Current Starbucks Corp. employees get a gradually increasing 401(k) match, depending on how long they have been with the company. Matches begin at 25 cents for each dollar contributed up to the first 4 percent of pay for workers with less than 36 months on the job and gradually perk up until they max out at $1.50 for each dollar saved after 120 months or more of service. The coffee company plans to spend about $15 million on 401(k) matches this year.
But, like most 401(k) plans, Starbucks reserves the right to change, modify, or terminate these benefits at any time, with or without notice. And 2009 may be the year that the coffee company does so. The Seattle-based giant told employees the company won't guarantee that it will make a company match to their “future roast” 401(k) accounts next year. And if they do provide a matching contribution, it may be at a different rate.
The Wall Street Journal obtained and confirmed a letter Starbucks sent to employees last week:
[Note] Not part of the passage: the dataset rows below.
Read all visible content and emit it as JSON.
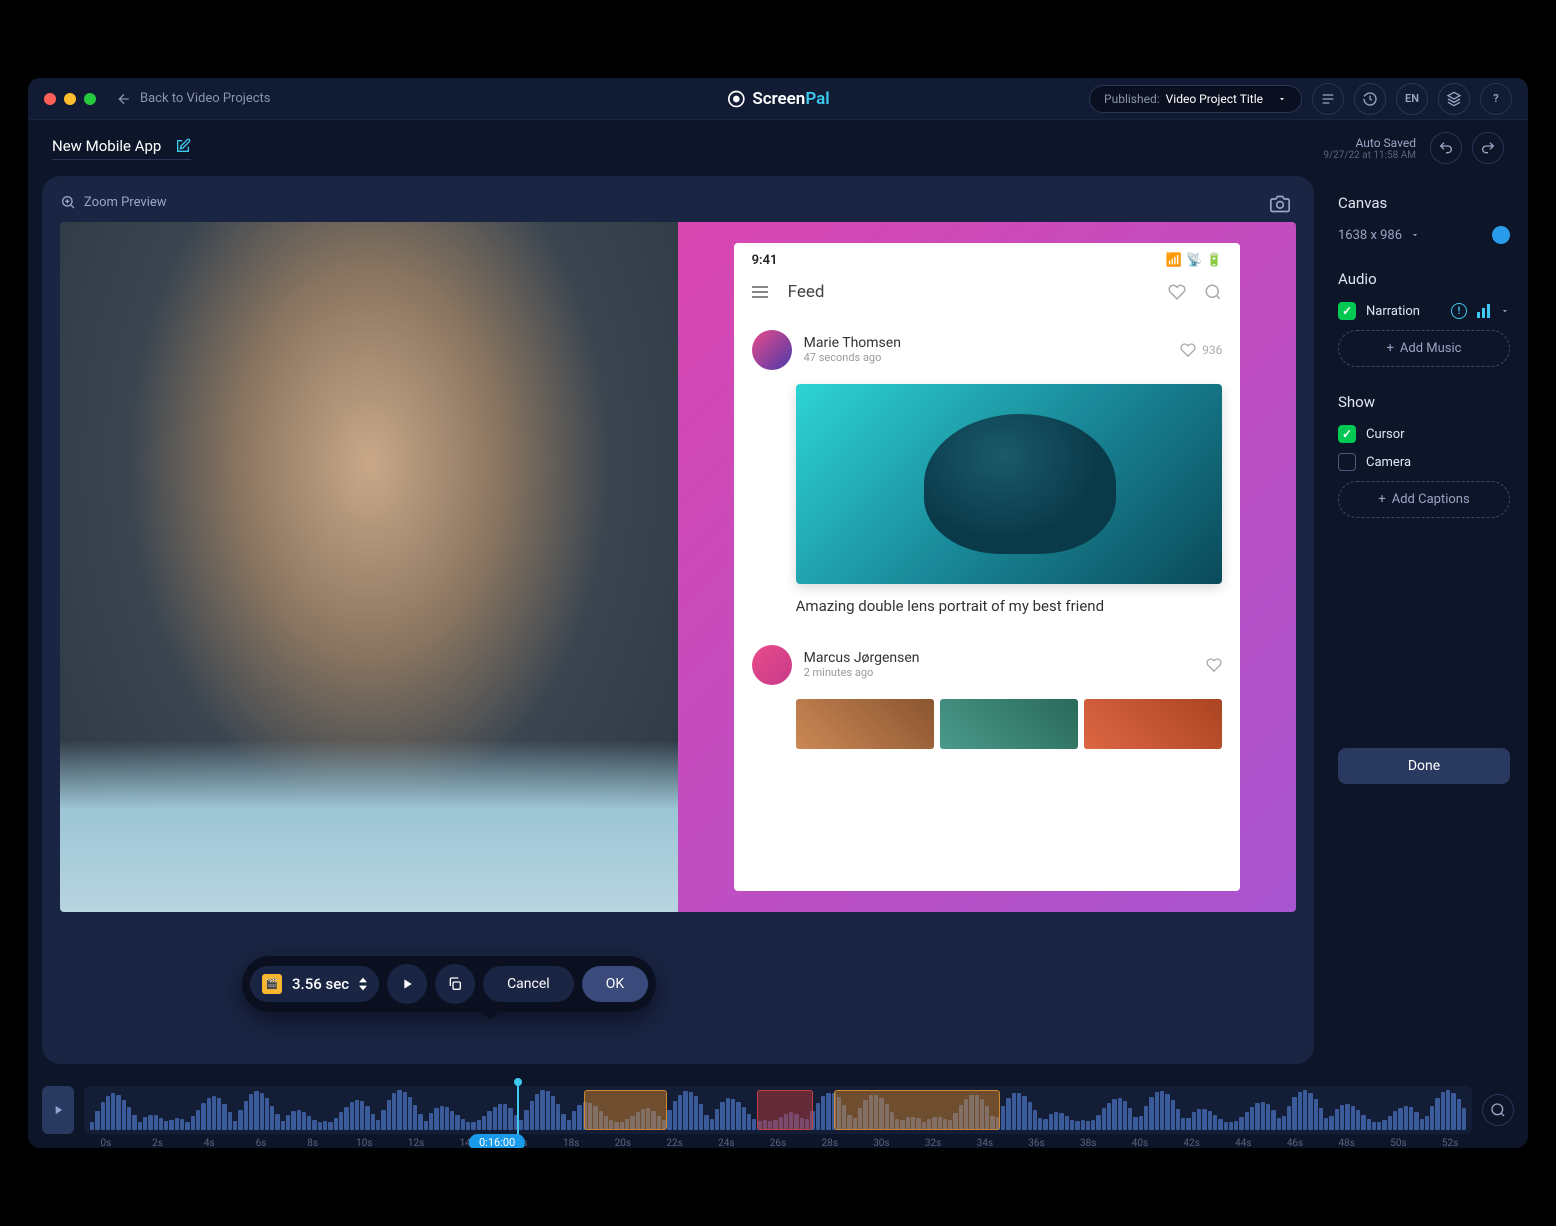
{
  "titlebar": {
    "back_label": "Back to Video Projects",
    "logo_screen": "Screen",
    "logo_pal": "Pal",
    "published_prefix": "Published",
    "published_title": "Video Project Title",
    "lang": "EN"
  },
  "subheader": {
    "project_title": "New Mobile App",
    "autosave_label": "Auto Saved",
    "autosave_time": "9/27/22 at 11:58 AM"
  },
  "editor": {
    "zoom_preview": "Zoom Preview",
    "phone": {
      "time": "9:41",
      "feed_title": "Feed",
      "post1_name": "Marie Thomsen",
      "post1_time": "47 seconds ago",
      "post1_likes": "936",
      "post1_caption": "Amazing double lens portrait of my best friend",
      "post2_name": "Marcus Jørgensen",
      "post2_time": "2 minutes ago"
    },
    "toolbar": {
      "duration": "3.56 sec",
      "cancel": "Cancel",
      "ok": "OK"
    }
  },
  "sidebar": {
    "canvas_title": "Canvas",
    "canvas_size": "1638 x 986",
    "audio_title": "Audio",
    "narration_label": "Narration",
    "add_music": "Add Music",
    "show_title": "Show",
    "cursor_label": "Cursor",
    "camera_label": "Camera",
    "add_captions": "Add Captions",
    "done": "Done"
  },
  "timeline": {
    "current_time": "0:16:00",
    "ticks": [
      "0s",
      "2s",
      "4s",
      "6s",
      "8s",
      "10s",
      "12s",
      "14s",
      "16s",
      "18s",
      "20s",
      "22s",
      "24s",
      "26s",
      "28s",
      "30s",
      "32s",
      "34s",
      "36s",
      "38s",
      "40s",
      "42s",
      "44s",
      "46s",
      "48s",
      "50s",
      "52s"
    ]
  }
}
“The coffee giant said it will switch to a ‘fully discretionary match’ from a ‘fixed employer match’ starting Jan. 1 for employees ‘future roast’ retirement savings plans. That means the company can decide whether or not to make matching contributions to participants in the retirement plan for future years.”